Boris Johnson has committed to telling Amazon boss Jeff Bezos the online giant must pay its fair share of taxes in the UK and address working standards for employees.
As he urges world leaders to do more to combat the climate crisis, the Prime Minister will also hold talks with Brazil’s president Jair Bolsonaro, a climate change sceptic, during the United Nations General Assembly in New York on Monday.
New Foreign Secretary Liz Truss was travelling to the US with Mr Johnson, amid a deepening diplomatic row with France over the new military pact between the UK, US and Australia.
Downing Street said it fears allies are “stagnating” on their promise to commit 100 billion dollars (£73 billion) a year in support to developing nations to cut their carbon emissions.
Alongside UN secretary-general Antonio Guterres, Mr Johnson will convene a meeting of world leaders to call on them to deliver on their promise to the world’s poorest.
Amazon sales in the UK soared by 51% to almost £20 billion last year, buoyed by coronavirus lockdown restrictions.
Despite the boom, estimates have put Amazon as having a tax-to-turnover ratio of just 0.37%.
Asked if he would challenge Mr Bezos on Amazon paying a fair share of taxes in the UK and to improve workers rights, Mr Johnson responded: “Yes, certainly.”
“But I will also be congratulating him on his massive forestry initiative. He’s putting a huge amount into planting trees around the world,” he told reporters on the RAF Voyager while travelling to New York.
Cop26 President Alok Sharma was also heading to New York with Mr Johnson on Sunday, after saying that Chinese President Xi Jinping still has not committed to attending the climate conference in Glasgow in November.
Mr Bolsonaro has been the subject of international criticism for his moves to roll back legal protection for the Amazon rainforest, accelerating deforestation.
Complicating his attendance at the UN, Mr Bolsonaro may be breaching the assembly’s rule for all attendees to have been vaccinated against coronavirus.

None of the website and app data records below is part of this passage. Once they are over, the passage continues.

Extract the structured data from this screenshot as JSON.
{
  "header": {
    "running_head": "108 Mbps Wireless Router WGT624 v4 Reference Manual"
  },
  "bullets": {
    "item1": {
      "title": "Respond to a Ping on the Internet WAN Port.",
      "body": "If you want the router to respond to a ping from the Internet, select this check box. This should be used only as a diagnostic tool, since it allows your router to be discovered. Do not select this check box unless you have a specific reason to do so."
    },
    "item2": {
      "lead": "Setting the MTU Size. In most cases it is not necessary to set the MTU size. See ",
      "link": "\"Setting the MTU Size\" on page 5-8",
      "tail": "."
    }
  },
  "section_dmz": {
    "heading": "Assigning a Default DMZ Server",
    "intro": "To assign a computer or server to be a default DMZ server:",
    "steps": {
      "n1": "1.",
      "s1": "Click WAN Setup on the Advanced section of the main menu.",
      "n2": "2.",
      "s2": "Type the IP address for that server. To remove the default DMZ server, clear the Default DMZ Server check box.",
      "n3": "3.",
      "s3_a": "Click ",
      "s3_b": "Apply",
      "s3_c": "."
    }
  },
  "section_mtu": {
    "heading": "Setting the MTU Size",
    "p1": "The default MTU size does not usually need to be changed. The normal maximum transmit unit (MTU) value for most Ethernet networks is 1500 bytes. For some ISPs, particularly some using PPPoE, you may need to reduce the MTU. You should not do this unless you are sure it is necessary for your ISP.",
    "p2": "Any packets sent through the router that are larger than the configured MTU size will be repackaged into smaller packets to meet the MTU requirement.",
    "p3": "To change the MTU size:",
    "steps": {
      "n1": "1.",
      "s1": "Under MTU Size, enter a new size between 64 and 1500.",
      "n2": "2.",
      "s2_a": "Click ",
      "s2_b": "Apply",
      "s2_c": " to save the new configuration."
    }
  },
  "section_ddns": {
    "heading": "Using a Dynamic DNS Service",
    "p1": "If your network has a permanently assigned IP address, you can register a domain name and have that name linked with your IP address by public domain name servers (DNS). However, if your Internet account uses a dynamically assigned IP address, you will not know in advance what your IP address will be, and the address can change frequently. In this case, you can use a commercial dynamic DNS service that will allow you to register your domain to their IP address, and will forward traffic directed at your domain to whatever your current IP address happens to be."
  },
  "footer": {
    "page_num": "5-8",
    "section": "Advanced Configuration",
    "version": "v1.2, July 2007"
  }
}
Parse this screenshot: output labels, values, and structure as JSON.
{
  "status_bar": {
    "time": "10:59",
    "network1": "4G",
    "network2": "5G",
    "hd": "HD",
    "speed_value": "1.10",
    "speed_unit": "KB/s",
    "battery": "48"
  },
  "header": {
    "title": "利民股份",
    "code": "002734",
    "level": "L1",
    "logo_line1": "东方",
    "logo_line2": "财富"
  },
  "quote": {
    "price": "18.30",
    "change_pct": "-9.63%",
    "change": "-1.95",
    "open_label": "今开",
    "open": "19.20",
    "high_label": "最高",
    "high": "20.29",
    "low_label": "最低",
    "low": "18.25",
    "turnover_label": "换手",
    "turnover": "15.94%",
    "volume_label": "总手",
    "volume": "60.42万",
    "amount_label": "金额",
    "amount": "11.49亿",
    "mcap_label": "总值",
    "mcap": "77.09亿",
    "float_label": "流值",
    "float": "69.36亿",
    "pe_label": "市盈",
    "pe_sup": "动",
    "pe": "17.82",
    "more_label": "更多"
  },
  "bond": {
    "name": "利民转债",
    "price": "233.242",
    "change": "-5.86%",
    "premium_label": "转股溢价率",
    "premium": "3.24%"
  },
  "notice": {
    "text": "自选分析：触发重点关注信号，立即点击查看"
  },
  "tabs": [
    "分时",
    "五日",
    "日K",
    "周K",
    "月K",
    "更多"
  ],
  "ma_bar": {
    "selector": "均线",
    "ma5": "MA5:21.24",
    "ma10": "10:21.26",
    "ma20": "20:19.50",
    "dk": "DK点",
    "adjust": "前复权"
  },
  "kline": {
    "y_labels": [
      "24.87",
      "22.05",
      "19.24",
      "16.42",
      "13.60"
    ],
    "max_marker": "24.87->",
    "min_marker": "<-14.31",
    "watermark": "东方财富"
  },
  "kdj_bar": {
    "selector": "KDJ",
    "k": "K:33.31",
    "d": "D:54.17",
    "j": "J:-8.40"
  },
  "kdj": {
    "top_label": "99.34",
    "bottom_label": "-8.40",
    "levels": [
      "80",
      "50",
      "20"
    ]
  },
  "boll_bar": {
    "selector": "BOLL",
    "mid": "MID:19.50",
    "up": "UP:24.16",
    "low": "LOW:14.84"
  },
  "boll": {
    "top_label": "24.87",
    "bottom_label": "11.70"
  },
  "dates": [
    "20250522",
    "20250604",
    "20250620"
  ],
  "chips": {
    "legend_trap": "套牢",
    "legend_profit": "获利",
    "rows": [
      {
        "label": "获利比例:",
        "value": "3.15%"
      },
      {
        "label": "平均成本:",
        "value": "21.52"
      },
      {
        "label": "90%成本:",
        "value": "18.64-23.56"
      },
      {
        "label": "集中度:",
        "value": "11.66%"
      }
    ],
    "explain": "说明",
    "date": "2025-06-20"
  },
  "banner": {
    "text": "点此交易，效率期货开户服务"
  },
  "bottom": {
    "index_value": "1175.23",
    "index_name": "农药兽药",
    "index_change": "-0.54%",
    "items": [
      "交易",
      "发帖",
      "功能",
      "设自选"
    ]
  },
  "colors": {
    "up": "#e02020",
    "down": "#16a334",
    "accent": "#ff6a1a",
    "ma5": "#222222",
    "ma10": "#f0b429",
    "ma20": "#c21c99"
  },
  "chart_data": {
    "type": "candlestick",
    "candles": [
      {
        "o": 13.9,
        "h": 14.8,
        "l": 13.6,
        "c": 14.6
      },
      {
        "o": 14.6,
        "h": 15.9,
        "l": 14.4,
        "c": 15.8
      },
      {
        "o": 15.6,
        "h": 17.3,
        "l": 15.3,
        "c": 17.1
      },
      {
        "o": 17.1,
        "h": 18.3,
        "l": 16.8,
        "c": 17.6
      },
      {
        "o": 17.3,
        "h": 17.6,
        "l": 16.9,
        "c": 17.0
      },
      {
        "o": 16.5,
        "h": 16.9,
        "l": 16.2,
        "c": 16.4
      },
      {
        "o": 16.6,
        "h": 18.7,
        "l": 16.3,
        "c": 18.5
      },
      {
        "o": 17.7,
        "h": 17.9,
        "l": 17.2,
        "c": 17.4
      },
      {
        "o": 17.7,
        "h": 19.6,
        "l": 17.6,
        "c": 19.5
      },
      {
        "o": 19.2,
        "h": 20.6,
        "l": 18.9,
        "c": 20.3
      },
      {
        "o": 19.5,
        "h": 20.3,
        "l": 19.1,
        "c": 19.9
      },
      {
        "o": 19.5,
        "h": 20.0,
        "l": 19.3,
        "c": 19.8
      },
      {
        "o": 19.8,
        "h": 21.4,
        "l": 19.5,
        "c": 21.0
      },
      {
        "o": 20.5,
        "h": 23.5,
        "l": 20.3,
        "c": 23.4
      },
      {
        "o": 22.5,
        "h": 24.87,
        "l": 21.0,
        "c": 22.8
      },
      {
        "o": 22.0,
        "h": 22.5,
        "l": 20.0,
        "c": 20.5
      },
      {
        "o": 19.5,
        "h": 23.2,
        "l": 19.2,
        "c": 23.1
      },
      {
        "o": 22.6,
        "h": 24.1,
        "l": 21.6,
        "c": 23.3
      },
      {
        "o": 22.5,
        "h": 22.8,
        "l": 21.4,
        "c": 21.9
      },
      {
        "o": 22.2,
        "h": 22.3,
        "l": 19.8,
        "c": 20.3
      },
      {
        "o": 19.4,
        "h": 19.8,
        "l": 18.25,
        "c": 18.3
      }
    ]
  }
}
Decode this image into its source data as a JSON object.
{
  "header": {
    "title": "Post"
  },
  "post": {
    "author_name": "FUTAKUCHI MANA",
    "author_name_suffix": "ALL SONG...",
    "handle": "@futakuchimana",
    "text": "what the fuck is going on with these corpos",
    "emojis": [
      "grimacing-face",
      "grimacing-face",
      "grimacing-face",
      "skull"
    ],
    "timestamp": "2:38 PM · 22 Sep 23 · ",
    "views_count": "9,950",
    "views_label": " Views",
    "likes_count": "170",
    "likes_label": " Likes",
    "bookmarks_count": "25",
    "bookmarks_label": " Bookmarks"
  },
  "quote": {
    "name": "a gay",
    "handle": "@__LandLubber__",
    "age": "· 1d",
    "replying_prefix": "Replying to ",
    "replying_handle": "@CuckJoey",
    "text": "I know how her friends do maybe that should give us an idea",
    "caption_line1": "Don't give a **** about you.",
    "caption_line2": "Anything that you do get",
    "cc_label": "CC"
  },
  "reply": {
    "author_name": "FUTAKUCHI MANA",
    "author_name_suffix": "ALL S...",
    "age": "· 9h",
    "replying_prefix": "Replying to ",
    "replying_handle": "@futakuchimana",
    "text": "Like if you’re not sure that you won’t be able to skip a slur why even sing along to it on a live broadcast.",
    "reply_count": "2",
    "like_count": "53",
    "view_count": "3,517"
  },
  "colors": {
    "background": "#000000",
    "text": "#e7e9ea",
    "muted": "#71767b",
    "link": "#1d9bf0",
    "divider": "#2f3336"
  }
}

The president has told supporters he has refused vaccination and has spread bizarre disinformation about jabs, including suggesting they could turn people into crocodiles.
Ahead of the separate round-table talks with world leaders, No 10 pointed to OECD figures last week showing that only 79.6 billion dollars (£58 billion) in climate finance was mobilised in 2019.
Downing Street said the UK has already committed £11.6 billion in international climate finance over the next five years.
Ahead of the meeting, the Prime Minister said: “In coming together to agree the 100 billion dollar pledge, the world’s richest countries made an historic commitment to the world’s poorest, we now owe it to them to deliver on that.
“Richer nations have reaped the benefits of untrammelled pollution for generations, often at the expense of developing countries.
“As those countries now try to grow their economies in a clean, green and sustainable way we have a duty to support them in doing so, with our technology, with our expertise and with the money we have promised.”
On Tuesday, the Prime Minister and Ms Truss will meet US President Joe Biden at the White House.
Mr Johnson will push for a restoration of UK-US travel, with Mr Biden’s administration having maintained a ban due to soaring rates of the Delta variant of coronavirus.
The Prime Minister’s official spokesman said: “We established this travel working group at the G7 and you can expect them to discuss the work done by that group and the shared need to open up UK-US travel as soon as possible.”
Fallout from the new Aukus military pact between the UK, US and Australia, will also be under discussion.
Not only has it angered China, but France has recalled ambassadors to the US and Australia because the deal to provide nuclear submarines to Canberra meant the cancellation of a £30 billion deal for the French.
Many had hoped the Democrat’s arrival would restore the “special relationship” between the UK and US to full health, but the crisis in Afghanistan has put it under strain.
Mr Biden rejected calls from the Prime Minister and other allies to delay his withdrawal of troops to buy more time to evacuate former Afghan staff, their families and other vulnerable citizens.
With refusal meaning possibly thousands were left behind, Mr Johnson is expected to discuss further efforts to stem a humanitarian crisis in Afghanistan.